  • As you wonder what you will do now that your wife/husband has deserted you.
  • As you figure out how to function with a debilitating illness.
  • As you try and wrap your mind around an unwanted diagnosis.
  • As you dream of what to do with a major promotion you didn’t anticipate.
  • As you think about what do with your degree when you (finally) graduate in May.

Yes, the God of infinite thinking and power is not so busy running the cosmos and our planet He has forgotten about you.  On the contrary, He, who is the Good Shepherd, is ready and willing to help you.  He has already done off-the-chart things in your life if you are honest, right?  These wonderful facets of His character are why our prayer pulsates before Him.  Sometimes we are cognizant of them, while at other times we aren’t; however, when He does “show up,” we know what to do, don’t we?  We praise Him.
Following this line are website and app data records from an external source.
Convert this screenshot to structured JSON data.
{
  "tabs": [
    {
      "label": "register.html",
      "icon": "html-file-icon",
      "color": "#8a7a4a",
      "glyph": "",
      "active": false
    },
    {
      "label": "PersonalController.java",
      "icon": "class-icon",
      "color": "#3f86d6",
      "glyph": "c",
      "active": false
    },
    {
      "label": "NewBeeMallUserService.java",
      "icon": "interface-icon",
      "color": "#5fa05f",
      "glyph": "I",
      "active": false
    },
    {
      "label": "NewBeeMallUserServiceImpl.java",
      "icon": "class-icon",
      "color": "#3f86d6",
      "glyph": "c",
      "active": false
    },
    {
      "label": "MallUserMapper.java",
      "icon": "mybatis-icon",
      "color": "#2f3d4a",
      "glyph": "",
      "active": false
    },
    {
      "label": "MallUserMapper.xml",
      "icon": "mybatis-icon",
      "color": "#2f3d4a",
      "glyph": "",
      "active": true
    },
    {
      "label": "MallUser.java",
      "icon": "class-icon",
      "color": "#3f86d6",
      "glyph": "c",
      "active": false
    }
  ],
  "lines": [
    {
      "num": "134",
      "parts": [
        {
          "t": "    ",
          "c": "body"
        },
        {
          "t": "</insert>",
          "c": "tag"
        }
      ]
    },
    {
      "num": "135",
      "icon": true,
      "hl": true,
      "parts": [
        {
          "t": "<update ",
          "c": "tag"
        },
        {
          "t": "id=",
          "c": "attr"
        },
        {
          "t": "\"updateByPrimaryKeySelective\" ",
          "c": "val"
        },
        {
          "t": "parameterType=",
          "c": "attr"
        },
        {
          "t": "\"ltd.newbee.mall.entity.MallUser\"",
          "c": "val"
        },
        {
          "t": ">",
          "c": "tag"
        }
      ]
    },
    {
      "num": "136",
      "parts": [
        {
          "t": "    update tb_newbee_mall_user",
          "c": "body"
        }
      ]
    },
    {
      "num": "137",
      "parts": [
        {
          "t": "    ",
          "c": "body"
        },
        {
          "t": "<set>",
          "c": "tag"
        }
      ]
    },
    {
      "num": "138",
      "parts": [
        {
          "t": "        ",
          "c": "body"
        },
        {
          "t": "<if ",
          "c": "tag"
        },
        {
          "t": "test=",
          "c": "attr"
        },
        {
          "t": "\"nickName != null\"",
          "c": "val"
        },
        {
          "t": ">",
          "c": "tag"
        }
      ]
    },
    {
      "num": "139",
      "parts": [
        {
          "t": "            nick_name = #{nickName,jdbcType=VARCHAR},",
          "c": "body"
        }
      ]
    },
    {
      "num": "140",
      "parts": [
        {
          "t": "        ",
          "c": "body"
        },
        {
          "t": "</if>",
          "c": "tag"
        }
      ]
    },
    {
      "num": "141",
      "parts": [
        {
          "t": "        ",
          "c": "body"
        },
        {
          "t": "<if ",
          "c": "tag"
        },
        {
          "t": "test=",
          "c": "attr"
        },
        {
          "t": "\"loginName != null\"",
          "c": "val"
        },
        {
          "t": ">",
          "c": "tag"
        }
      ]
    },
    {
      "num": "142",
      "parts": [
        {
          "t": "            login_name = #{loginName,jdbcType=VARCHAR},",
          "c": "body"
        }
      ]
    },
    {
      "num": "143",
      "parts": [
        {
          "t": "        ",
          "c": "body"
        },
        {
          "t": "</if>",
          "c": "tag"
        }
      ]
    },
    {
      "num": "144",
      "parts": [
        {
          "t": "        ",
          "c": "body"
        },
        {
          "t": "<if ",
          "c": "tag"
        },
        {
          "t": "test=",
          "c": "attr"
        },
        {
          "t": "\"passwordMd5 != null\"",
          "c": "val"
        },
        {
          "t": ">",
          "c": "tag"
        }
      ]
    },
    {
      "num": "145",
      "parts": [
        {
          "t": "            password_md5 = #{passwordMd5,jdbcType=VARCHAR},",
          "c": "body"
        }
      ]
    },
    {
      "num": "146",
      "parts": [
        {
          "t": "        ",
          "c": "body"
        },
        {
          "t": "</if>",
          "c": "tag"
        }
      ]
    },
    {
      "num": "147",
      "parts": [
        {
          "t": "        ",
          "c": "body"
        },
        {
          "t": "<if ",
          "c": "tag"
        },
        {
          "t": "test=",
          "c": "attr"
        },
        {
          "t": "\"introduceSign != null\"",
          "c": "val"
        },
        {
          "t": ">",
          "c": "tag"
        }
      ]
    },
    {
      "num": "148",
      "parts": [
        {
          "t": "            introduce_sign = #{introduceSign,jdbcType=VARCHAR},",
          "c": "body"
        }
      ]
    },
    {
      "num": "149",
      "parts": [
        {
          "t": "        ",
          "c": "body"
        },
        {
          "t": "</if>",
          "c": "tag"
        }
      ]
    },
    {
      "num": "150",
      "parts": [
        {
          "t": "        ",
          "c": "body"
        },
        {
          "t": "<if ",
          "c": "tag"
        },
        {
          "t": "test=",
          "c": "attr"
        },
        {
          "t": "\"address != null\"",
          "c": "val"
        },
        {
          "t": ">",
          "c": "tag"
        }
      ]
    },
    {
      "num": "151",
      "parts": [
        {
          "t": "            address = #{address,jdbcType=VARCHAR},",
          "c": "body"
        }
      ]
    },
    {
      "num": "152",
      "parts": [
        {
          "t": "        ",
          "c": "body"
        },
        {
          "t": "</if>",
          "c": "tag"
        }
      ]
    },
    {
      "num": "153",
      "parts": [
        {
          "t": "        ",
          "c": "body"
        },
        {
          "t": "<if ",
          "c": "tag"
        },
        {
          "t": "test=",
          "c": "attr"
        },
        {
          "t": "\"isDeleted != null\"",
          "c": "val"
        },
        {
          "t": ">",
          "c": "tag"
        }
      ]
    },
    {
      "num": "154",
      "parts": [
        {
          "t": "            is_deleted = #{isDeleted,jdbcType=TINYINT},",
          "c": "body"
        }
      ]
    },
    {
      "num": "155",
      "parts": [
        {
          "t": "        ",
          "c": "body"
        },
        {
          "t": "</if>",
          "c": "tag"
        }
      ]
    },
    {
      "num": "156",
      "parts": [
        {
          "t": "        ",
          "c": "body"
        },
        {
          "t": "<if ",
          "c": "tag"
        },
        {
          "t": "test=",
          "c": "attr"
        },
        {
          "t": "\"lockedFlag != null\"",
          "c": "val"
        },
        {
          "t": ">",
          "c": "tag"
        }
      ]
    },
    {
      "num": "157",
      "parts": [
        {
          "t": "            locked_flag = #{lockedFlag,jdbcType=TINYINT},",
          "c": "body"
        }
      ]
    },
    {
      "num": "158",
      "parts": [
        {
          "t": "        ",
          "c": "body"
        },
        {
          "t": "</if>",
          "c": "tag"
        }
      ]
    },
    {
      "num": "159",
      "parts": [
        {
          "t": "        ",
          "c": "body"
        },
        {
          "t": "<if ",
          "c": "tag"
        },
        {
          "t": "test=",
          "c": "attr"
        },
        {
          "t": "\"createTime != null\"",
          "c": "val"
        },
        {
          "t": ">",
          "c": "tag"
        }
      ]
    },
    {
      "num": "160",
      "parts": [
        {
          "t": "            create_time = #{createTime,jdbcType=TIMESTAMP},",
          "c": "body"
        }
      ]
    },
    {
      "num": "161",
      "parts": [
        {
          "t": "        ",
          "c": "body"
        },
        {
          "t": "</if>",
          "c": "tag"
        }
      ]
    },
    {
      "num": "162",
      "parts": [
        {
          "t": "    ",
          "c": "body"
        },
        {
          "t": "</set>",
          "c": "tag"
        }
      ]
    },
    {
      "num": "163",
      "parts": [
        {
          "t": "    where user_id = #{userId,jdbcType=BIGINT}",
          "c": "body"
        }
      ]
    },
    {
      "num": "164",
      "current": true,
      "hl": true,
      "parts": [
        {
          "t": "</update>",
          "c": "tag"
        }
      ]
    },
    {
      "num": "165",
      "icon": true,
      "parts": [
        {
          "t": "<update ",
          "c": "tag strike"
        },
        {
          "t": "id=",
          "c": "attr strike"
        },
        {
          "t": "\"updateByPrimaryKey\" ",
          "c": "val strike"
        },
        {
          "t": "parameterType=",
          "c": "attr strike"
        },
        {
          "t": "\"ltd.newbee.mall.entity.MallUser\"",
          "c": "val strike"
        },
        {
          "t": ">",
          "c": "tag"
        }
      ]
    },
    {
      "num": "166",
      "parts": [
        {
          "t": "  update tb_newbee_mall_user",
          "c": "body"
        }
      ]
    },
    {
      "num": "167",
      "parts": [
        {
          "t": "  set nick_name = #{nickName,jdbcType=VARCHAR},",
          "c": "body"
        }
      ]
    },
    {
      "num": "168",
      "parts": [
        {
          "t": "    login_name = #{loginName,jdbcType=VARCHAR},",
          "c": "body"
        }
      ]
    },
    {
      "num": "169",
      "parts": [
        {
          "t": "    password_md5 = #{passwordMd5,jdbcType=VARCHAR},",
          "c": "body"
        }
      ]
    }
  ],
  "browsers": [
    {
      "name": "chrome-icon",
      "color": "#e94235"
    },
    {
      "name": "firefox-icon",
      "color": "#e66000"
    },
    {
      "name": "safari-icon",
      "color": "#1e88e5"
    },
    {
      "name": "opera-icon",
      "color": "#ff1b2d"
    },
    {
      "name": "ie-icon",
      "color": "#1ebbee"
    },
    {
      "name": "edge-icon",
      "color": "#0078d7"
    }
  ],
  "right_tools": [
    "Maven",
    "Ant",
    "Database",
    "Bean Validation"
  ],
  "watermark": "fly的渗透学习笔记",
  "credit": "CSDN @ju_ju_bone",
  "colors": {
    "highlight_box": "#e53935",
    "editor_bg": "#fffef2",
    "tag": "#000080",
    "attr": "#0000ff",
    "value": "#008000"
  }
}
The Psalmist wraps up his analysis about how God’s character serves as the foundation of our praise, by zeroing in on two areas near and dear to Him . . . and ultimately, to us.

6 The LORD supports the afflicted; He brings down the wicked to the ground (Ps. 147).

The Polel participle here, supports ( עוד), denotes encircling something/someone so as to protect it.  Again, we can classify it as either an iterative or durative use, meaning God either does this all of the time, or He does it as the need arises. The word afflicted, anav ( עָנָו ), narrows down our thinking regarding who is on God’s heart especially: the afflicted, which is frequently used in the OT for the poor (Prov. 14:21).  It is also rightly translated “meek” (KJV) or “humble” (NIV).  These latter two nuances point to people who are not full of themselves, who are in love with power and prestige, and who think they are all that and a proverbial bag of chips.  They are the people who realize their limitations, who don’t lord themselves over others, and who are not pushy but peaceful.  Unfortunately, such type of people get run over in our wild and wicked world.  Just go and interview the peaceful, patriotic truckers in Canada.

As we learn here in verse 6, God always supports those who are unjustly afflicted.  How does He support them?

  • He sends people to stand with them.
  • He helps them find ways to ease their affliction.
  • He causes events to unfold to unmask their afflictors (if I can coin a word). Such is what He did with men like Nebuchadnezzar and Pilate.
  • He gives them victories here and there so they don’t lose hope.
  • He moves in the legal system to cause things to support justice instead of injustice. He did this on numerous occasions when the Roman, Paul, was arrested.

His support is never static and still, but dynamic and identifiable.

His support, as the Psalmist, teaches is always at work to completely topple the works of evil and darkness.  While it may not seem, at times, that truth  and holiness will prevail for falsity and sin seem to be making major headway, the wise saint who knows God, knows He’s always working behind the scenes to destroy the works of evil.  Sometimes it is through a court case a Christian wins, at other times it is in a bill which passes. Sometimes it is through a cartel which is shut down by U.S. Agents so drugs are not so readily available, while at other times it is through the revelation of evidence which brings sins committed in darkness to the light . . . so justice can be realized, finally.

Such is God’s nature and that nature which works now is but a small taste of what is to come.  Yes, each victory of good over evil, right over wrong, justice over injustice is but a small event of the grand event with the Messiah appears (Rom. 2:5; Jude 14; 1 Pet. 4:4).  So, what should you do with such grand, glorious information?  Praise Him. Should you praise Him all the time? That’s probably not possible given your life schedule.  So, what should you do?  Let your praise pulsate as you find instances of His compassion and character .

                  [1] Wikipedia, Variable Stars, accessed on February 17, 2022,

                  [2] Wayne Grudem, Bible Doctrine: Essential Teachings of the Christian Faith (Grand Rapids: Zondervan, 1999), 88.

                  [3] Norman Geisler, Systematic Theology, Vol. 2 (Minneapolis: Bethany House, 2003), 159.